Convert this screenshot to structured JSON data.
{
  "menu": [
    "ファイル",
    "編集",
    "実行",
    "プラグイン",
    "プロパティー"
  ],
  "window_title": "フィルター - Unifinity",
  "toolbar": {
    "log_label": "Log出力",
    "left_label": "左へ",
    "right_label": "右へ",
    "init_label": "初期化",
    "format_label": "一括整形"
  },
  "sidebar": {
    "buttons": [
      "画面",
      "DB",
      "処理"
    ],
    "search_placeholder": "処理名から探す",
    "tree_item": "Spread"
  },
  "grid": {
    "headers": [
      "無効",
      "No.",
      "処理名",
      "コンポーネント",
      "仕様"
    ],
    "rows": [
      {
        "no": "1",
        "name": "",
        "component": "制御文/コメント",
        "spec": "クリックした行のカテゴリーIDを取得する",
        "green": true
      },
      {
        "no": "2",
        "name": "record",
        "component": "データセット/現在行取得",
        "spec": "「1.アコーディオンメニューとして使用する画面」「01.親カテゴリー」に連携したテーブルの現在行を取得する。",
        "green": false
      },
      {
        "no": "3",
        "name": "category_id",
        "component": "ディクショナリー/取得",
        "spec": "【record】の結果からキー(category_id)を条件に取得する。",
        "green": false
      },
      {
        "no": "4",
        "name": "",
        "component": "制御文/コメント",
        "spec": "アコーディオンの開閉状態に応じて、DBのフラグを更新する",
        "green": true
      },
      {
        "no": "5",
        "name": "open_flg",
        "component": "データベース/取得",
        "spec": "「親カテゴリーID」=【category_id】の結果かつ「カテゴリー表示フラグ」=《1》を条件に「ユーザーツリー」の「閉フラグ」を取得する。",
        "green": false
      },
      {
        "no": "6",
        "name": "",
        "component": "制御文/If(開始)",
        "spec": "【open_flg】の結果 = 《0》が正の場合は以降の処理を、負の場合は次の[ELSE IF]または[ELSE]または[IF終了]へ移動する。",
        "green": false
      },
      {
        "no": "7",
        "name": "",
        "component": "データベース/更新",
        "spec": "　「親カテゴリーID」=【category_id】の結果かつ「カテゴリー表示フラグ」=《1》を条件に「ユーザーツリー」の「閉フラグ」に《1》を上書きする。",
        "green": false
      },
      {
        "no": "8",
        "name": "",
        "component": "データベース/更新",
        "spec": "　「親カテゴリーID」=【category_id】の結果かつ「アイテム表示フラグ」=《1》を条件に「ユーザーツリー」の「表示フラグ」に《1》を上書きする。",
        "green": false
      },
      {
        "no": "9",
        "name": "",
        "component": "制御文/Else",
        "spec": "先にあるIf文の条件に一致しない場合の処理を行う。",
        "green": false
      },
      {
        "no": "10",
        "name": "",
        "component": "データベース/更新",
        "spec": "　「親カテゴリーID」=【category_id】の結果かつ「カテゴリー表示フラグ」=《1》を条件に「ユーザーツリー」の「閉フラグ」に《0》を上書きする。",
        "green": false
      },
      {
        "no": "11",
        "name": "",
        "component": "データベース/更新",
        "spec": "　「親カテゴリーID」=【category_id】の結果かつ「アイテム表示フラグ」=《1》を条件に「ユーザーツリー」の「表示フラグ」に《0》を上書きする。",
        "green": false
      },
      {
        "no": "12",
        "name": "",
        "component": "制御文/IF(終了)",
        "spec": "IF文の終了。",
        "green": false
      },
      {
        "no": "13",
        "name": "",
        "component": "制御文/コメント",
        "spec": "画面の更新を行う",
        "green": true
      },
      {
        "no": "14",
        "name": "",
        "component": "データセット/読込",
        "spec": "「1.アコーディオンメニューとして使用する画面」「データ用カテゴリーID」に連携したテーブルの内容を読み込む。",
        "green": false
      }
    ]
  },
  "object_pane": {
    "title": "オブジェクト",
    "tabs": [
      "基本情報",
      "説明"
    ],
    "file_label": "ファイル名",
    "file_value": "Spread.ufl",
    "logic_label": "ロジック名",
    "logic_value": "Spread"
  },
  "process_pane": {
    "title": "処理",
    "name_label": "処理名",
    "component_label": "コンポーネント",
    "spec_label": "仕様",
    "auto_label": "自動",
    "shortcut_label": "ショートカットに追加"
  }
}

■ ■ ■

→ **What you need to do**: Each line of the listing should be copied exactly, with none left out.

→ **Response to this task**:
Convert this screenshot to structured JSON data.
{
  "menu": [
    "ファイル",
    "編集",
    "実行",
    "プラグイン",
    "プロパティー"
  ],
  "window_title": "フィルター - Unifinity",
  "toolbar": {
    "log_label": "Log出力",
    "left_label": "左へ",
    "right_label": "右へ",
    "init_label": "初期化",
    "format_label": "一括整形"
  },
  "sidebar": {
    "buttons": [
      "画面",
      "DB",
      "処理"
    ],
    "search_placeholder": "処理名から探す",
    "tree_item": "Spread"
  },
  "grid": {
    "headers": [
      "無効",
      "No.",
      "処理名",
      "コンポーネント",
      "仕様"
    ],
    "rows": [
      {
        "no": "1",
        "name": "",
        "component": "制御文/コメント",
        "spec": "クリックした行のカテゴリーIDを取得する",
        "green": true
      },
      {
        "no": "2",
        "name": "record",
        "component": "データセット/現在行取得",
        "spec": "「1.アコーディオンメニューとして使用する画面」「01.親カテゴリー」に連携したテーブルの現在行を取得する。",
        "green": false
      },
      {
        "no": "3",
        "name": "category_id",
        "component": "ディクショナリー/取得",
        "spec": "【record】の結果からキー(category_id)を条件に取得する。",
        "green": false
      },
      {
        "no": "4",
        "name": "",
        "component": "制御文/コメント",
        "spec": "アコーディオンの開閉状態に応じて、DBのフラグを更新する",
        "green": true
      },
      {
        "no": "5",
        "name": "open_flg",
        "component": "データベース/取得",
        "spec": "「親カテゴリーID」=【category_id】の結果かつ「カテゴリー表示フラグ」=《1》を条件に「ユーザーツリー」の「閉フラグ」を取得する。",
        "green": false
      },
      {
        "no": "6",
        "name": "",
        "component": "制御文/If(開始)",
        "spec": "【open_flg】の結果 = 《0》が正の場合は以降の処理を、負の場合は次の[ELSE IF]または[ELSE]または[IF終了]へ移動する。",
        "green": false
      },
      {
        "no": "7",
        "name": "",
        "component": "データベース/更新",
        "spec": "　「親カテゴリーID」=【category_id】の結果かつ「カテゴリー表示フラグ」=《1》を条件に「ユーザーツリー」の「閉フラグ」に《1》を上書きする。",
        "green": false
      },
      {
        "no": "8",
        "name": "",
        "component": "データベース/更新",
        "spec": "　「親カテゴリーID」=【category_id】の結果かつ「アイテム表示フラグ」=《1》を条件に「ユーザーツリー」の「表示フラグ」に《1》を上書きする。",
        "green": false
      },
      {
        "no": "9",
        "name": "",
        "component": "制御文/Else",
        "spec": "先にあるIf文の条件に一致しない場合の処理を行う。",
        "green": false
      },
      {
        "no": "10",
        "name": "",
        "component": "データベース/更新",
        "spec": "　「親カテゴリーID」=【category_id】の結果かつ「カテゴリー表示フラグ」=《1》を条件に「ユーザーツリー」の「閉フラグ」に《0》を上書きする。",
        "green": false
      },
      {
        "no": "11",
        "name": "",
        "component": "データベース/更新",
        "spec": "　「親カテゴリーID」=【category_id】の結果かつ「アイテム表示フラグ」=《1》を条件に「ユーザーツリー」の「表示フラグ」に《0》を上書きする。",
        "green": false
      },
      {
        "no": "12",
        "name": "",
        "component": "制御文/IF(終了)",
        "spec": "IF文の終了。",
        "green": false
      },
      {
        "no": "13",
        "name": "",
        "component": "制御文/コメント",
        "spec": "画面の更新を行う",
        "green": true
      },
      {
        "no": "14",
        "name": "",
        "component": "データセット/読込",
        "spec": "「1.アコーディオンメニューとして使用する画面」「データ用カテゴリーID」に連携したテーブルの内容を読み込む。",
        "green": false
      }
    ]
  },
  "object_pane": {
    "title": "オブジェクト",
    "tabs": [
      "基本情報",
      "説明"
    ],
    "file_label": "ファイル名",
    "file_value": "Spread.ufl",
    "logic_label": "ロジック名",
    "logic_value": "Spread"
  },
  "process_pane": {
    "title": "処理",
    "name_label": "処理名",
    "component_label": "コンポーネント",
    "spec_label": "仕様",
    "auto_label": "自動",
    "shortcut_label": "ショートカットに追加"
  }
}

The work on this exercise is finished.